* [TASK ITEM]: Identify each line below that contains the word "mine", and copy it out.
****************************************
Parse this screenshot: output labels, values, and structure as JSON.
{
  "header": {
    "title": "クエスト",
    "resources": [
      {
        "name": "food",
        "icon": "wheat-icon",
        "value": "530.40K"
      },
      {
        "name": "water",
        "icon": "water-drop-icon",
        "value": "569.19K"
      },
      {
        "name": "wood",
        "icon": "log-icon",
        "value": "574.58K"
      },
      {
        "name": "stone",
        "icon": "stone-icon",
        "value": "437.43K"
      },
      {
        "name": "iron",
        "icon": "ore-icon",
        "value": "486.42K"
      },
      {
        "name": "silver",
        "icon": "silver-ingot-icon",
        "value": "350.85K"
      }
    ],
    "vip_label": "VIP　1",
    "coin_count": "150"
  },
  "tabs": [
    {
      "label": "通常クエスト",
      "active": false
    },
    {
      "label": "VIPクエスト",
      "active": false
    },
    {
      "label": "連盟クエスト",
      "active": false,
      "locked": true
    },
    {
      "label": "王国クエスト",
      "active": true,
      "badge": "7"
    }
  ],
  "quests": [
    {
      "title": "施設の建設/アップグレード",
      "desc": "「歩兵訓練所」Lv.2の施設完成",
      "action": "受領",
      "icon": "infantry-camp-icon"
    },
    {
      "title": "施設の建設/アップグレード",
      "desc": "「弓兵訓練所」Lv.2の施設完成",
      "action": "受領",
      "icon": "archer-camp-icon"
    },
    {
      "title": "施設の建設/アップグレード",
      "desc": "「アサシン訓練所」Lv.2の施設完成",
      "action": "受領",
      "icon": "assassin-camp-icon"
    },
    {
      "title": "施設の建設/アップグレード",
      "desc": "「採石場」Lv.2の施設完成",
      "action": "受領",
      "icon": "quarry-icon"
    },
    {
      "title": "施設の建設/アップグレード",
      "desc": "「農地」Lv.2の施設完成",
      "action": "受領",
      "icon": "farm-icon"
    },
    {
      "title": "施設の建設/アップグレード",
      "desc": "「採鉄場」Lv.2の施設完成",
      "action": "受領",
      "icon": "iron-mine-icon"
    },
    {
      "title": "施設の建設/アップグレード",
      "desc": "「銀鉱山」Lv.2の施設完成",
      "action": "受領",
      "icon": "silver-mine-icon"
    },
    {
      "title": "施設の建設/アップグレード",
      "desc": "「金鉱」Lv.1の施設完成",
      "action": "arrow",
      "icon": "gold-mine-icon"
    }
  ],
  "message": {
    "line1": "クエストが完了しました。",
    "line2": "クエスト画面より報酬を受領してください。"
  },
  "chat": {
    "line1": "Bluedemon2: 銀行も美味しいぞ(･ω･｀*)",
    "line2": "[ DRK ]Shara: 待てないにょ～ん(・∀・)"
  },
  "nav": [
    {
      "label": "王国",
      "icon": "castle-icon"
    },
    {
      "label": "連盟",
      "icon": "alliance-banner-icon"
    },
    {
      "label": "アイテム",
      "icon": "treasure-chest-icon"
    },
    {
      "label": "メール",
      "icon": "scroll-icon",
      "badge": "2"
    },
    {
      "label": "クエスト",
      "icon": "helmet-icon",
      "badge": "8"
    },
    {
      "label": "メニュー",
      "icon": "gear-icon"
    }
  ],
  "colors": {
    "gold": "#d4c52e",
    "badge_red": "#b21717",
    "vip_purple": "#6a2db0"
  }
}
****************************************
* [EXERCISE RESULT]:
      "icon": "iron-mine-icon"
      "icon": "silver-mine-icon"
      "icon": "gold-mine-icon"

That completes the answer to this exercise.